(About this task): Work out how many lines in the data hold the word "JSON", and reply with that number only.

(Records for the exercise):
BEGIN

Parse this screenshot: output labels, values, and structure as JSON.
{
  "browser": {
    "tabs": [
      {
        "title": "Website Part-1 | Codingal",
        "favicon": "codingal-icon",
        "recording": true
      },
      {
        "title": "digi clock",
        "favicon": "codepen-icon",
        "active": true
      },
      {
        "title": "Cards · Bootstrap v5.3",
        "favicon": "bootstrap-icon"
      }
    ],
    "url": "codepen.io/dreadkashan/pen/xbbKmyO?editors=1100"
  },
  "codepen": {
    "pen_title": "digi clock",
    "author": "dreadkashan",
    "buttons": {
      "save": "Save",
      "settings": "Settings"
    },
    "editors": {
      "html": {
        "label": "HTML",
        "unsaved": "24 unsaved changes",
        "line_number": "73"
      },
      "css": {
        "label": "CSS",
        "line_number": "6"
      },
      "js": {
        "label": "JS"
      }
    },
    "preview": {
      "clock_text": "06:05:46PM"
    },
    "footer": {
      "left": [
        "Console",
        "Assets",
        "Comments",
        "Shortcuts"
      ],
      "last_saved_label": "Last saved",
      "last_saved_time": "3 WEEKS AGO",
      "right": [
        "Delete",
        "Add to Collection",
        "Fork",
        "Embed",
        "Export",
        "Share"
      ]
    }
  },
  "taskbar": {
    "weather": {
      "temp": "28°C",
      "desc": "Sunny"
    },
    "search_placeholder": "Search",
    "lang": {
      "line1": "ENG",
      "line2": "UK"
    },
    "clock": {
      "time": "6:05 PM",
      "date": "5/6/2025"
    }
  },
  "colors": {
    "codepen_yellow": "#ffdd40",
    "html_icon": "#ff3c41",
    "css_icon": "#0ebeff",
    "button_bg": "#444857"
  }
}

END
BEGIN

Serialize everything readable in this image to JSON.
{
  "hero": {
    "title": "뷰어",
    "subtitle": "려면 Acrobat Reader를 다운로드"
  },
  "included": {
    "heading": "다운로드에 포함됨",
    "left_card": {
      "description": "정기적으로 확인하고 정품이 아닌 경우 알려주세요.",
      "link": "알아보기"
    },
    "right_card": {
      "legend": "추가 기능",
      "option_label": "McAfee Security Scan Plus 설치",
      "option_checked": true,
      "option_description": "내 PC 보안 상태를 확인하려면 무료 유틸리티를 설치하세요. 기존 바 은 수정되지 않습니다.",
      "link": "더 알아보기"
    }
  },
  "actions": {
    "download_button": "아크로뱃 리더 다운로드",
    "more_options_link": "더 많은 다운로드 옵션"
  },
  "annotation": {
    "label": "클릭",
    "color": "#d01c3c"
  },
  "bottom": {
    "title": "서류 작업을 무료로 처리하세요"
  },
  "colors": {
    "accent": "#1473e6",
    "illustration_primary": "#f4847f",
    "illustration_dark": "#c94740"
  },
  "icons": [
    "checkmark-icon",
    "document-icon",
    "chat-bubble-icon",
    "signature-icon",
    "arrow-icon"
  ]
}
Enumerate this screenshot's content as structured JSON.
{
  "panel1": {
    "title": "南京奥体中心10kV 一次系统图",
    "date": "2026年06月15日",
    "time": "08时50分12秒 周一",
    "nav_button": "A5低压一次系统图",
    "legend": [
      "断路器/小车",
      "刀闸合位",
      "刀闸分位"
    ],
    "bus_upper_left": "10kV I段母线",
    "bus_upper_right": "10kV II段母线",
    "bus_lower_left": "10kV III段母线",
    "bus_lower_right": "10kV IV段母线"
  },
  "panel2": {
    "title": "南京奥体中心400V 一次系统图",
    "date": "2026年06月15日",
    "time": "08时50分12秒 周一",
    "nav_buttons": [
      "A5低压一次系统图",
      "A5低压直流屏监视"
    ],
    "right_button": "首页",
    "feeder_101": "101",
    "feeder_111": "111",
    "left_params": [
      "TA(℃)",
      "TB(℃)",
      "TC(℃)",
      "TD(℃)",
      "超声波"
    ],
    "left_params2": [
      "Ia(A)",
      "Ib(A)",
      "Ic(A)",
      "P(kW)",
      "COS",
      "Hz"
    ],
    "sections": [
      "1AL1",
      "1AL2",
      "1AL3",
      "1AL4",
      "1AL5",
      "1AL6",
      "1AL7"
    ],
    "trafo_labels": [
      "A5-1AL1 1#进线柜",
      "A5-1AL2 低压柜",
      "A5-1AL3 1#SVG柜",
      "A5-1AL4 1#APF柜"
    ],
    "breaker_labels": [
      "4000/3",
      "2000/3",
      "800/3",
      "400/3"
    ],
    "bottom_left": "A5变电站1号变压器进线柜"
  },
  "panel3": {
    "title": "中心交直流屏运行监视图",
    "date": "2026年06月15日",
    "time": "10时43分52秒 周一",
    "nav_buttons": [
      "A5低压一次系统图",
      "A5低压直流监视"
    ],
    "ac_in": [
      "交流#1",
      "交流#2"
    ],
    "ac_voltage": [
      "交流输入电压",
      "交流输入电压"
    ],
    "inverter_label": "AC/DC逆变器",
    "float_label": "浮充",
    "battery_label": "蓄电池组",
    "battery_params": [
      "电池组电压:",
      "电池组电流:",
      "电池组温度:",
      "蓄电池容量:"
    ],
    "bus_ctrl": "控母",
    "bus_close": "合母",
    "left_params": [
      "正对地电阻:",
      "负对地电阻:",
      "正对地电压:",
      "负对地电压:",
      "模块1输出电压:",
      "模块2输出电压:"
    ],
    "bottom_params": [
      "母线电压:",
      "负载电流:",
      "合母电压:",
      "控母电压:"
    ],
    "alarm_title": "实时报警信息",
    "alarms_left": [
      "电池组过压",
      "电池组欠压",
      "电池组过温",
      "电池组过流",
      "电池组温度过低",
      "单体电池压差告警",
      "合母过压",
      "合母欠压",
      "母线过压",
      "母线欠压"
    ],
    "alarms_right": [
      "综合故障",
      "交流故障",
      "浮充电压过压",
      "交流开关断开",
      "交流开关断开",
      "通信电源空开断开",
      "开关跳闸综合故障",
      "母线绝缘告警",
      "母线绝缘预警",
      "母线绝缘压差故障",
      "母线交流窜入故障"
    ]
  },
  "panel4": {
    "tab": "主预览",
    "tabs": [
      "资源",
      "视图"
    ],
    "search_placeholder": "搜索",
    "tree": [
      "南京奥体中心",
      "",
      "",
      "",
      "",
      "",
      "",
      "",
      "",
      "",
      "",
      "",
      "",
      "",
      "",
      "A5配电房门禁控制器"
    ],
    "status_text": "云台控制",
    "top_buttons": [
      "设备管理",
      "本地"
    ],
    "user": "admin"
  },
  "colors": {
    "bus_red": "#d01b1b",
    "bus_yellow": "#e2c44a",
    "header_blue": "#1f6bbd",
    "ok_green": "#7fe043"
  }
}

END

(Task response): 3